Palantir has started investing in SPAC deals, tying the transactions to purchases of Palantir's products. At 28x sales, Palantir can technically afford to do this: if they get a $1m ARR deal out of making a $25m investment, it's valuation-accretive. It's also a decent way for them to align incentives. If their product does, in fact, provide variable but potentially high upside, then it makes sense for Palantir to capture some of it. (They can do this through structuring deals so they get a cut of profits, but a) sometimes the benefits are too diffuse to measure, and b) if their software is really good, it shouldn't just affect how much money a company makes, but what multiple its stock gets.)

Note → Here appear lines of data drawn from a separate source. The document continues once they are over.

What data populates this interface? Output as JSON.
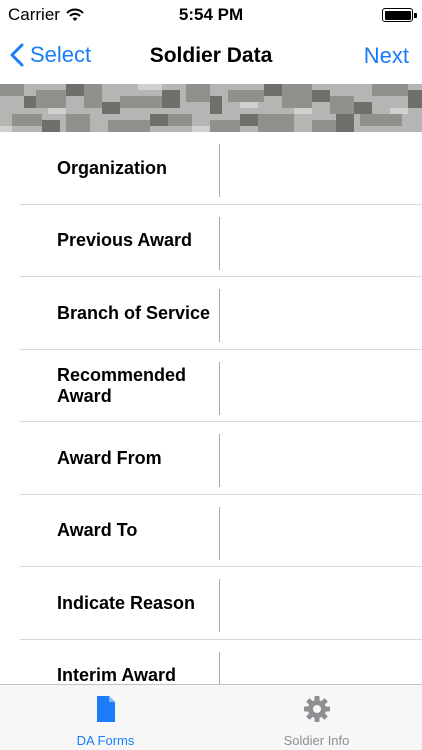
{
  "status_bar": {
    "carrier": "Carrier",
    "time": "5:54 PM",
    "icons": [
      "wifi-icon",
      "battery-icon"
    ]
  },
  "nav": {
    "back_label": "Select",
    "title": "Soldier Data",
    "next_label": "Next",
    "accent_color": "#1a7df7"
  },
  "form": {
    "rows": [
      {
        "label": "Organization",
        "value": ""
      },
      {
        "label": "Previous Award",
        "value": ""
      },
      {
        "label": "Branch of Service",
        "value": ""
      },
      {
        "label": "Recommended Award",
        "value": ""
      },
      {
        "label": "Award From",
        "value": ""
      },
      {
        "label": "Award To",
        "value": ""
      },
      {
        "label": "Indicate Reason",
        "value": ""
      },
      {
        "label": "Interim Award",
        "value": ""
      }
    ]
  },
  "tab_bar": {
    "tabs": [
      {
        "label": "DA Forms",
        "icon": "document-icon",
        "selected": true
      },
      {
        "label": "Soldier Info",
        "icon": "gear-icon",
        "selected": false
      }
    ]
  }
}
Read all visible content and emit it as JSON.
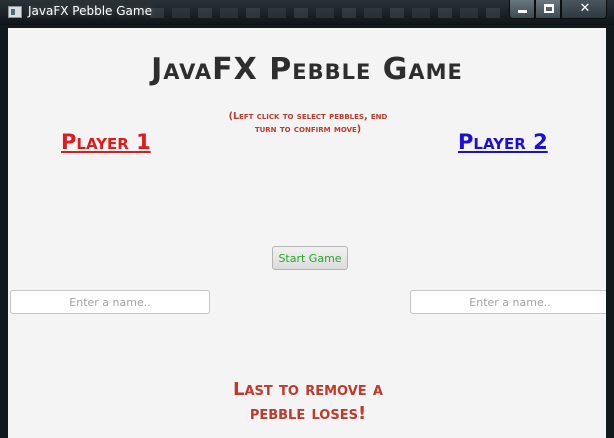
{
  "window": {
    "title": "JavaFX Pebble Game",
    "close_symbol": "✕",
    "icons": {
      "app": "app-window-icon",
      "minimize": "minimize-icon",
      "maximize": "maximize-icon",
      "close": "close-icon"
    }
  },
  "game": {
    "title": "JavaFX Pebble Game",
    "instructions_line1": "(Left click to select pebbles, end",
    "instructions_line2": "turn to confirm move)",
    "player1_label": "Player 1",
    "player2_label": "Player 2",
    "start_button_label": "Start Game",
    "player1_name_input": {
      "value": "",
      "placeholder": "Enter a name.."
    },
    "player2_name_input": {
      "value": "",
      "placeholder": "Enter a name.."
    },
    "footer_line1": "Last to remove a",
    "footer_line2": "pebble loses!"
  },
  "colors": {
    "background": "#f4f4f4",
    "title_text": "#2e2e2e",
    "player1": "#e01b1b",
    "player2": "#1a10d6",
    "message_red": "#c0392b",
    "start_button_text": "#2aa52a"
  }
}
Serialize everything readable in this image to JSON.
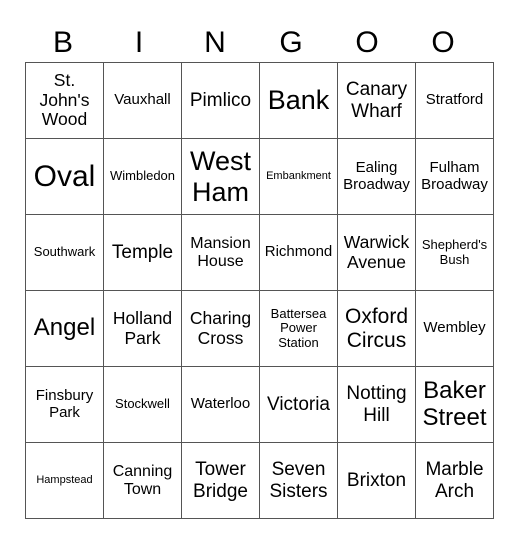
{
  "header": [
    "B",
    "I",
    "N",
    "G",
    "O",
    "O"
  ],
  "rows": [
    [
      "St. John's Wood",
      "Vauxhall",
      "Pimlico",
      "Bank",
      "Canary Wharf",
      "Stratford"
    ],
    [
      "Oval",
      "Wimbledon",
      "West Ham",
      "Embankment",
      "Ealing Broadway",
      "Fulham Broadway"
    ],
    [
      "Southwark",
      "Temple",
      "Mansion House",
      "Richmond",
      "Warwick Avenue",
      "Shepherd's Bush"
    ],
    [
      "Angel",
      "Holland Park",
      "Charing Cross",
      "Battersea Power Station",
      "Oxford Circus",
      "Wembley"
    ],
    [
      "Finsbury Park",
      "Stockwell",
      "Waterloo",
      "Victoria",
      "Notting Hill",
      "Baker Street"
    ],
    [
      "Hampstead",
      "Canning Town",
      "Tower Bridge",
      "Seven Sisters",
      "Brixton",
      "Marble Arch"
    ]
  ]
}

It also ties in with a point that Andrew Walker of Yet Another Value Blog makes: given how many SPACs there are, a SPAC that can raise funding when it does a deal has a big advantage. This usually applies to SPACs whose sponsors have lots of capital (so, good for SPACs associated with PE firms, bad for more independent SPACs). High-multiple enterprise software companies are another possible contributor to this dynamic. Their model requires them to be well-capitalized, since they need to be in a position to lose money on customers initially and make money over time. The Palantir SPAC deals are a more exaggerated version of the same cash flow trajectory: high costs upfront, and upside over the next few years.
(See the Diff writeup of Palantir for more.)
That's an average value, consisting of 1) the many accounts that will go straight to zero, and 2) the handful that will excel. ↩
The origin of this referral program is not discussed in the S-1, but I wouldn't be surprised if it came from someone at Robinhood looking at user profitability conditional on different behaviors. Someone who signs up and doesn't fund an account is in one bucket, someone who signs up and immediately starts trading is in another higher-profit bucket. There's probably a connection between how profitable users are and how long it takes for them to go from signed up to making their first trade. Giving them a stock they're going to immediate trade is a good nudge to get them into a higher monetization bucket. ↩
One of them, for example, was the delightfully named Boots & Coots International Well Control, which was in the business of putting out literal fires for oil companies. That business is only intermittently lucrative, but when it’s needed it has a lot of pricing power; customers who delay are literally burning money. Sadly, they're no longer publicly traded. ↩
For an insightful look at the upsides and downsides of "prosocial sociopathy," I recommend Peter Watts' novel Blindsight. ↩
This is probably true of human sociopaths, too. Given robust enough laws and norms governing their behavior, the cynical utility-maximizing approach converges on the prosocial one. They can still be bad people, or at least amoral, but in principle there's no reason they can't be incentivized to behave well. ↩